Your answer should be an exact copy of the data.

Data about app and page elements

******************************

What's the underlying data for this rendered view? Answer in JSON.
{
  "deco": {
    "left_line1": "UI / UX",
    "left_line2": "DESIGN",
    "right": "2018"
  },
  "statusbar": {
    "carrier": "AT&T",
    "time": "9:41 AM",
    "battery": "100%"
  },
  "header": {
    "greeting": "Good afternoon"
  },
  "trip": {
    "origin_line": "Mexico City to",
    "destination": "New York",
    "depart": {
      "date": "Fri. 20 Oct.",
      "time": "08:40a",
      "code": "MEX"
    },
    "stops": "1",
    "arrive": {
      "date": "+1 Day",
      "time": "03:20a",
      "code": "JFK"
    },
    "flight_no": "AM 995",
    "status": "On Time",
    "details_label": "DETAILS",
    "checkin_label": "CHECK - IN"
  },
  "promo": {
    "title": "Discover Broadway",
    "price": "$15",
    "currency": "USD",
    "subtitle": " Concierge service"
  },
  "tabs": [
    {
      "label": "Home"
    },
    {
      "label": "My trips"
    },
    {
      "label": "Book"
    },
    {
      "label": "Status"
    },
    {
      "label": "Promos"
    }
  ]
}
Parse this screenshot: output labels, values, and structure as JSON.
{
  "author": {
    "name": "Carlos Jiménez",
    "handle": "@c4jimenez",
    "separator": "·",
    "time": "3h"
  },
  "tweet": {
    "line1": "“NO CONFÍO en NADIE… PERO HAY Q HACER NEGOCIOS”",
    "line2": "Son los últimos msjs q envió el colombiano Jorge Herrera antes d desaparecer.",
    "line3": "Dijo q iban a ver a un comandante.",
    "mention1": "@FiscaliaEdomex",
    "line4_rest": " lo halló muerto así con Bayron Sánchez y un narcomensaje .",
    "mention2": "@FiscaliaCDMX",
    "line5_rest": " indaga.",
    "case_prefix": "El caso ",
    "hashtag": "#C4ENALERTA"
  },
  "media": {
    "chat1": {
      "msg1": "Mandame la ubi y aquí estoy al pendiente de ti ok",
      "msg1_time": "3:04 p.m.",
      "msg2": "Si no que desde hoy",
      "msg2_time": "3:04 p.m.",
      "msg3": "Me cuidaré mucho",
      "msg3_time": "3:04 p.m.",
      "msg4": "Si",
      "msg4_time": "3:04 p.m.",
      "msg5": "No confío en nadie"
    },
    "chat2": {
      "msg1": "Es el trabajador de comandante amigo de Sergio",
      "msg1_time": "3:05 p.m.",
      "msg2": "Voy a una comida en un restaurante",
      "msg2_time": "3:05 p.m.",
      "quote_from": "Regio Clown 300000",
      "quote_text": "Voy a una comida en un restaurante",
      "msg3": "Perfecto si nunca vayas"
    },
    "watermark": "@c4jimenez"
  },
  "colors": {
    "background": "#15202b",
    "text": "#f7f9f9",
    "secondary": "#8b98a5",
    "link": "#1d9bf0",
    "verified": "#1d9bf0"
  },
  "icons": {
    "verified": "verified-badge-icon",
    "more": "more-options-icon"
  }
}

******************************

# ANSWER AREA
What's the underlying data for this rendered view? Answer in JSON.
{
  "deco": {
    "left_line1": "UI / UX",
    "left_line2": "DESIGN",
    "right": "2018"
  },
  "statusbar": {
    "carrier": "AT&T",
    "time": "9:41 AM",
    "battery": "100%"
  },
  "header": {
    "greeting": "Good afternoon"
  },
  "trip": {
    "origin_line": "Mexico City to",
    "destination": "New York",
    "depart": {
      "date": "Fri. 20 Oct.",
      "time": "08:40a",
      "code": "MEX"
    },
    "stops": "1",
    "arrive": {
      "date": "+1 Day",
      "time": "03:20a",
      "code": "JFK"
    },
    "flight_no": "AM 995",
    "status": "On Time",
    "details_label": "DETAILS",
    "checkin_label": "CHECK - IN"
  },
  "promo": {
    "title": "Discover Broadway",
    "price": "$15",
    "currency": "USD",
    "subtitle": " Concierge service"
  },
  "tabs": [
    {
      "label": "Home"
    },
    {
      "label": "My trips"
    },
    {
      "label": "Book"
    },
    {
      "label": "Status"
    },
    {
      "label": "Promos"
    }
  ]
}
Parse this screenshot: output labels, values, and structure as JSON.
{
  "author": {
    "name": "Carlos Jiménez",
    "handle": "@c4jimenez",
    "separator": "·",
    "time": "3h"
  },
  "tweet": {
    "line1": "“NO CONFÍO en NADIE… PERO HAY Q HACER NEGOCIOS”",
    "line2": "Son los últimos msjs q envió el colombiano Jorge Herrera antes d desaparecer.",
    "line3": "Dijo q iban a ver a un comandante.",
    "mention1": "@FiscaliaEdomex",
    "line4_rest": " lo halló muerto así con Bayron Sánchez y un narcomensaje .",
    "mention2": "@FiscaliaCDMX",
    "line5_rest": " indaga.",
    "case_prefix": "El caso ",
    "hashtag": "#C4ENALERTA"
  },
  "media": {
    "chat1": {
      "msg1": "Mandame la ubi y aquí estoy al pendiente de ti ok",
      "msg1_time": "3:04 p.m.",
      "msg2": "Si no que desde hoy",
      "msg2_time": "3:04 p.m.",
      "msg3": "Me cuidaré mucho",
      "msg3_time": "3:04 p.m.",
      "msg4": "Si",
      "msg4_time": "3:04 p.m.",
      "msg5": "No confío en nadie"
    },
    "chat2": {
      "msg1": "Es el trabajador de comandante amigo de Sergio",
      "msg1_time": "3:05 p.m.",
      "msg2": "Voy a una comida en un restaurante",
      "msg2_time": "3:05 p.m.",
      "quote_from": "Regio Clown 300000",
      "quote_text": "Voy a una comida en un restaurante",
      "msg3": "Perfecto si nunca vayas"
    },
    "watermark": "@c4jimenez"
  },
  "colors": {
    "background": "#15202b",
    "text": "#f7f9f9",
    "secondary": "#8b98a5",
    "link": "#1d9bf0",
    "verified": "#1d9bf0"
  },
  "icons": {
    "verified": "verified-badge-icon",
    "more": "more-options-icon"
  }
}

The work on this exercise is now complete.